**What is expected**
What lines in the records include the string "情報追加"? Return each one.

**Dataset entries**

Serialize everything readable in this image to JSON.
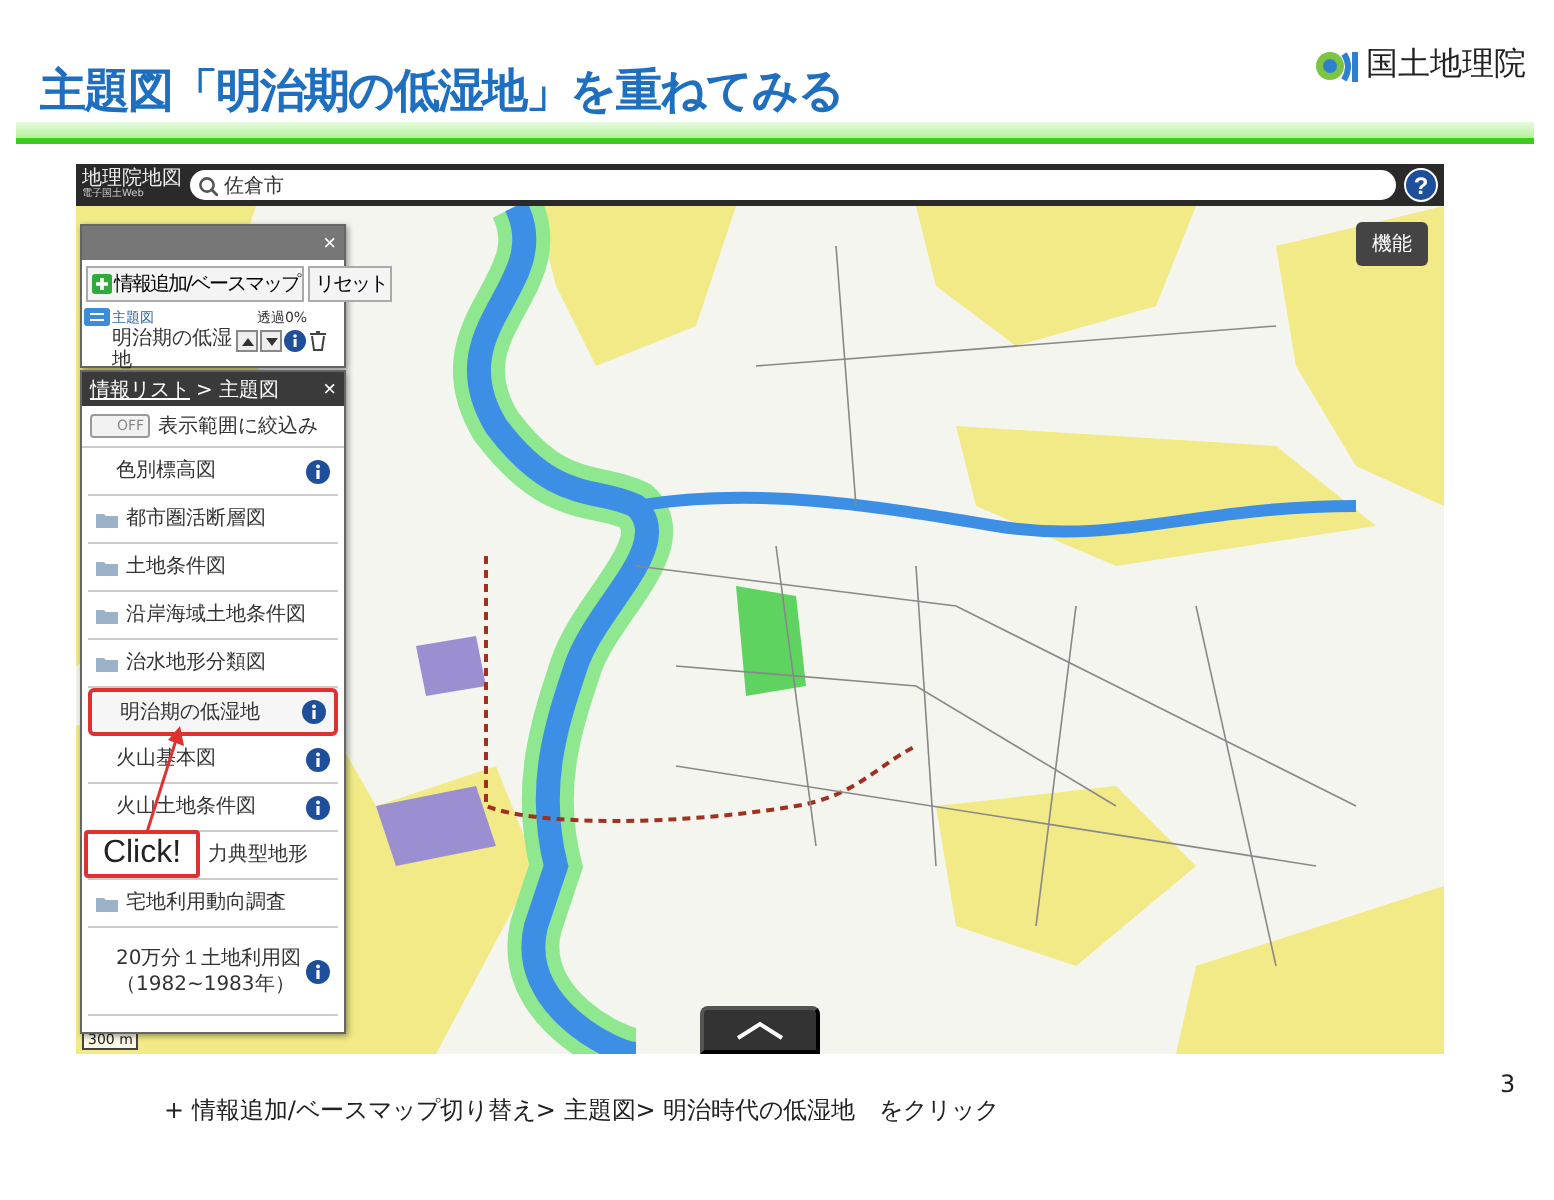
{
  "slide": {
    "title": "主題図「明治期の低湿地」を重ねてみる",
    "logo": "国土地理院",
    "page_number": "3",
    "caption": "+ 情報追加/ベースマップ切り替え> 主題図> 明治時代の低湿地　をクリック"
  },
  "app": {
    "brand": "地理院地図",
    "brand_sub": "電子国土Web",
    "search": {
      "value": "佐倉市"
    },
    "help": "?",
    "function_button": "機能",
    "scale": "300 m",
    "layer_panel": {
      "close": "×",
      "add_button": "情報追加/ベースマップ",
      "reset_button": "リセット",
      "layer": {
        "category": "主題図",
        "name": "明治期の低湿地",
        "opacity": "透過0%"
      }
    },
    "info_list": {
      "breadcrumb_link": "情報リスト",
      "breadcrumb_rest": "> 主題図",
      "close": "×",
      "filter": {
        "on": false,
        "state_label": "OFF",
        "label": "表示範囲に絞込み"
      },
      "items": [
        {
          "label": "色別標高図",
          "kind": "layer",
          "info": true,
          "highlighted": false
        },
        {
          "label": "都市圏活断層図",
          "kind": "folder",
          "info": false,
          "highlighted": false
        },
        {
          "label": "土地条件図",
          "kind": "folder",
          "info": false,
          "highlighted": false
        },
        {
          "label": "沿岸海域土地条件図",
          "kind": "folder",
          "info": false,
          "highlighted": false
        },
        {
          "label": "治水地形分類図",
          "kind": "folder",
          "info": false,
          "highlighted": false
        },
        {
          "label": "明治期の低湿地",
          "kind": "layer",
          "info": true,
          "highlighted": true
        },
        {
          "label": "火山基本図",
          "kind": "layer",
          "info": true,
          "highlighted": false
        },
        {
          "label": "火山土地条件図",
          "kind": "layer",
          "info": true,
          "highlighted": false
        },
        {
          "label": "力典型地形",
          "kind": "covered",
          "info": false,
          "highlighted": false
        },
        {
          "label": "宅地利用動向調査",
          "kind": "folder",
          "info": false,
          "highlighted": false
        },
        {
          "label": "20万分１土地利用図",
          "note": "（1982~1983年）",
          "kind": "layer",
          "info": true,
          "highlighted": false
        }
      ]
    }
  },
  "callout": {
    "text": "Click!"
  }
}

**Written answer**
    "caption": "+ 情報追加/ベースマップ切り替え> 主題図> 明治時代の低湿地　をクリック"
      "add_button": "情報追加/ベースマップ",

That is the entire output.